§ Exercise
With nothing added and nothing dropped, write out all of the entries below.

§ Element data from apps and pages
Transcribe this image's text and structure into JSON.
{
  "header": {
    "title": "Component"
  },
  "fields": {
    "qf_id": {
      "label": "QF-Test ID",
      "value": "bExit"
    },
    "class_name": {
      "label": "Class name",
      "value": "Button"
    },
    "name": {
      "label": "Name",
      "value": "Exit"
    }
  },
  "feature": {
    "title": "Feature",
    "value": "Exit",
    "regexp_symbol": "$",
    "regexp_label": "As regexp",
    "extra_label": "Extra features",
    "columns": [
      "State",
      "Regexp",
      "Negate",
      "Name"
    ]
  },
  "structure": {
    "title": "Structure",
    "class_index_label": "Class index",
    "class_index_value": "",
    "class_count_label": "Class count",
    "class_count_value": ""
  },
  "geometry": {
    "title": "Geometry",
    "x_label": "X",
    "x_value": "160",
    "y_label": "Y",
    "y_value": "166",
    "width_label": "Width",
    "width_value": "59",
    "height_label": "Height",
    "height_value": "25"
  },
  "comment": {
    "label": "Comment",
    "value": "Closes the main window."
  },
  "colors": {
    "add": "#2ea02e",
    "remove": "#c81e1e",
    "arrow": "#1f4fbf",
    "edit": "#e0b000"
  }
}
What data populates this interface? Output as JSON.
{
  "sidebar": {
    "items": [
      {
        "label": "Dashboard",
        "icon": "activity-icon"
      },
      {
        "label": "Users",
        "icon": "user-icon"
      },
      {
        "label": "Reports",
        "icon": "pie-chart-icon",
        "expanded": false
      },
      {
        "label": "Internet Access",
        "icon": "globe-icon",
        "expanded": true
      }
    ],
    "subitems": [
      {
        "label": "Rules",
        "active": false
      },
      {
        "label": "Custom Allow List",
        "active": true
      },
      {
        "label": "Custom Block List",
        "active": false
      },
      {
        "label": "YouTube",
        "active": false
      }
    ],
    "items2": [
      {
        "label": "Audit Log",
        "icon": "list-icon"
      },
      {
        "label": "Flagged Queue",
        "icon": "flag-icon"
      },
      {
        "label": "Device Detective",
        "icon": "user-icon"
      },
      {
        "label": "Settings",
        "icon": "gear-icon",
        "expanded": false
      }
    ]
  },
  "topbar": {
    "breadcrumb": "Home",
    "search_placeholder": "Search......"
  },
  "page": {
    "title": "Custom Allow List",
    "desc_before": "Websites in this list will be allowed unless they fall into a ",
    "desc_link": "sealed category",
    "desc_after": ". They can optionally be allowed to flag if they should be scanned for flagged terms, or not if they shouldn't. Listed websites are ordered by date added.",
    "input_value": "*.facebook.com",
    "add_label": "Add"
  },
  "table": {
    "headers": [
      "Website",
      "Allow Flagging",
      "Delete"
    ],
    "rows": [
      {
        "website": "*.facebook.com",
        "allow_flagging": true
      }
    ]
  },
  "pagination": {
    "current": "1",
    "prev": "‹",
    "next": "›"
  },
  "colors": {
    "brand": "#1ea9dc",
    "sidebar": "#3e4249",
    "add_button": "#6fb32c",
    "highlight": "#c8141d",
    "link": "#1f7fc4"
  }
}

§ Task result
Transcribe this image's text and structure into JSON.
{
  "header": {
    "title": "Component"
  },
  "fields": {
    "qf_id": {
      "label": "QF-Test ID",
      "value": "bExit"
    },
    "class_name": {
      "label": "Class name",
      "value": "Button"
    },
    "name": {
      "label": "Name",
      "value": "Exit"
    }
  },
  "feature": {
    "title": "Feature",
    "value": "Exit",
    "regexp_symbol": "$",
    "regexp_label": "As regexp",
    "extra_label": "Extra features",
    "columns": [
      "State",
      "Regexp",
      "Negate",
      "Name"
    ]
  },
  "structure": {
    "title": "Structure",
    "class_index_label": "Class index",
    "class_index_value": "",
    "class_count_label": "Class count",
    "class_count_value": ""
  },
  "geometry": {
    "title": "Geometry",
    "x_label": "X",
    "x_value": "160",
    "y_label": "Y",
    "y_value": "166",
    "width_label": "Width",
    "width_value": "59",
    "height_label": "Height",
    "height_value": "25"
  },
  "comment": {
    "label": "Comment",
    "value": "Closes the main window."
  },
  "colors": {
    "add": "#2ea02e",
    "remove": "#c81e1e",
    "arrow": "#1f4fbf",
    "edit": "#e0b000"
  }
}
What data populates this interface? Output as JSON.
{
  "sidebar": {
    "items": [
      {
        "label": "Dashboard",
        "icon": "activity-icon"
      },
      {
        "label": "Users",
        "icon": "user-icon"
      },
      {
        "label": "Reports",
        "icon": "pie-chart-icon",
        "expanded": false
      },
      {
        "label": "Internet Access",
        "icon": "globe-icon",
        "expanded": true
      }
    ],
    "subitems": [
      {
        "label": "Rules",
        "active": false
      },
      {
        "label": "Custom Allow List",
        "active": true
      },
      {
        "label": "Custom Block List",
        "active": false
      },
      {
        "label": "YouTube",
        "active": false
      }
    ],
    "items2": [
      {
        "label": "Audit Log",
        "icon": "list-icon"
      },
      {
        "label": "Flagged Queue",
        "icon": "flag-icon"
      },
      {
        "label": "Device Detective",
        "icon": "user-icon"
      },
      {
        "label": "Settings",
        "icon": "gear-icon",
        "expanded": false
      }
    ]
  },
  "topbar": {
    "breadcrumb": "Home",
    "search_placeholder": "Search......"
  },
  "page": {
    "title": "Custom Allow List",
    "desc_before": "Websites in this list will be allowed unless they fall into a ",
    "desc_link": "sealed category",
    "desc_after": ". They can optionally be allowed to flag if they should be scanned for flagged terms, or not if they shouldn't. Listed websites are ordered by date added.",
    "input_value": "*.facebook.com",
    "add_label": "Add"
  },
  "table": {
    "headers": [
      "Website",
      "Allow Flagging",
      "Delete"
    ],
    "rows": [
      {
        "website": "*.facebook.com",
        "allow_flagging": true
      }
    ]
  },
  "pagination": {
    "current": "1",
    "prev": "‹",
    "next": "›"
  },
  "colors": {
    "brand": "#1ea9dc",
    "sidebar": "#3e4249",
    "add_button": "#6fb32c",
    "highlight": "#c8141d",
    "link": "#1f7fc4"
  }
}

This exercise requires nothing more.